Write down the listing again exactly as it appears below, without its pictures.
======== PROVIDED INFORMATION ========
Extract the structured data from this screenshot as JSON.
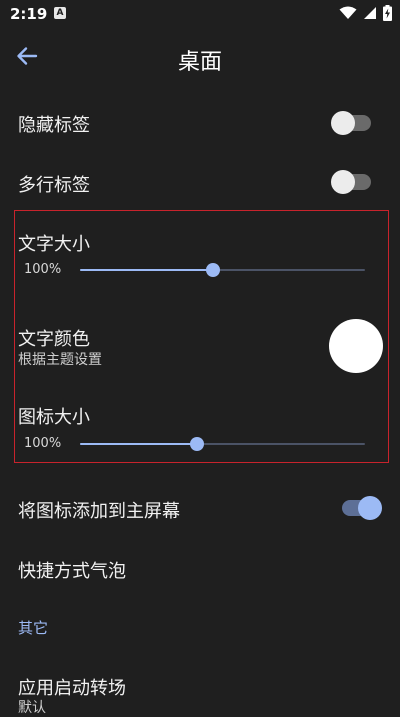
{
  "status_bar": {
    "time": "2:19",
    "notification_glyph": "A"
  },
  "app_bar": {
    "title": "桌面"
  },
  "rows": {
    "hide_labels": {
      "label": "隐藏标签",
      "enabled": false
    },
    "multiline_labels": {
      "label": "多行标签",
      "enabled": false
    },
    "text_size": {
      "label": "文字大小",
      "value_text": "100%",
      "slider_fraction": 0.465
    },
    "text_color": {
      "label": "文字颜色",
      "subtitle": "根据主题设置",
      "swatch_color": "#ffffff"
    },
    "icon_size": {
      "label": "图标大小",
      "value_text": "100%",
      "slider_fraction": 0.41
    },
    "add_to_home": {
      "label": "将图标添加到主屏幕",
      "enabled": true
    },
    "shortcut_bubble": {
      "label": "快捷方式气泡"
    }
  },
  "sections": {
    "other": {
      "header": "其它"
    },
    "app_launch": {
      "label": "应用启动转场",
      "subtitle": "默认"
    }
  },
  "colors": {
    "background": "#1f1f1f",
    "accent": "#9cbaf5",
    "highlight_border": "#c8232c"
  }
}
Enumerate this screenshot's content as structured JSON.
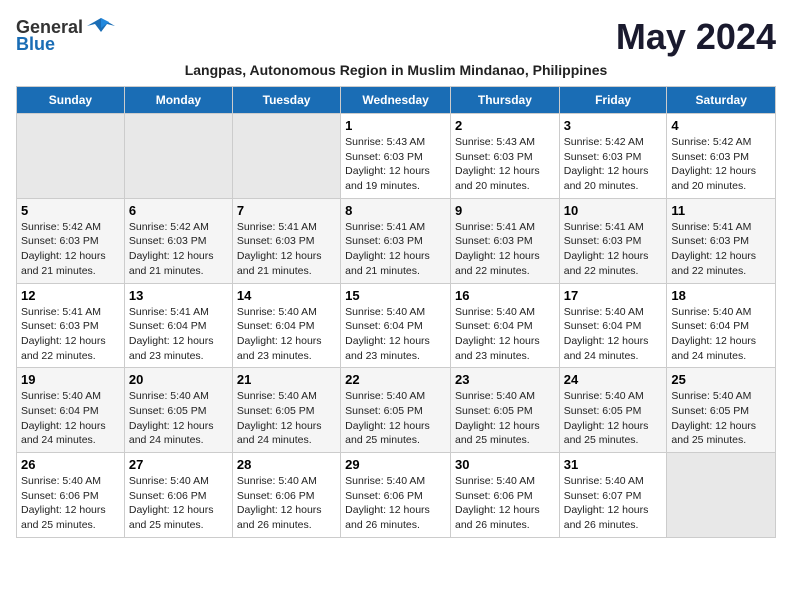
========
» EXERCISE ANSWER
Extract the structured data from this screenshot as JSON.
{
  "status_bar": {
    "time": "2:19",
    "notification_glyph": "A"
  },
  "app_bar": {
    "title": "桌面"
  },
  "rows": {
    "hide_labels": {
      "label": "隐藏标签",
      "enabled": false
    },
    "multiline_labels": {
      "label": "多行标签",
      "enabled": false
    },
    "text_size": {
      "label": "文字大小",
      "value_text": "100%",
      "slider_fraction": 0.465
    },
    "text_color": {
      "label": "文字颜色",
      "subtitle": "根据主题设置",
      "swatch_color": "#ffffff"
    },
    "icon_size": {
      "label": "图标大小",
      "value_text": "100%",
      "slider_fraction": 0.41
    },
    "add_to_home": {
      "label": "将图标添加到主屏幕",
      "enabled": true
    },
    "shortcut_bubble": {
      "label": "快捷方式气泡"
    }
  },
  "sections": {
    "other": {
      "header": "其它"
    },
    "app_launch": {
      "label": "应用启动转场",
      "subtitle": "默认"
    }
  },
  "colors": {
    "background": "#1f1f1f",
    "accent": "#9cbaf5",
    "highlight_border": "#c8232c"
  }
}
Enumerate this screenshot's content as structured JSON.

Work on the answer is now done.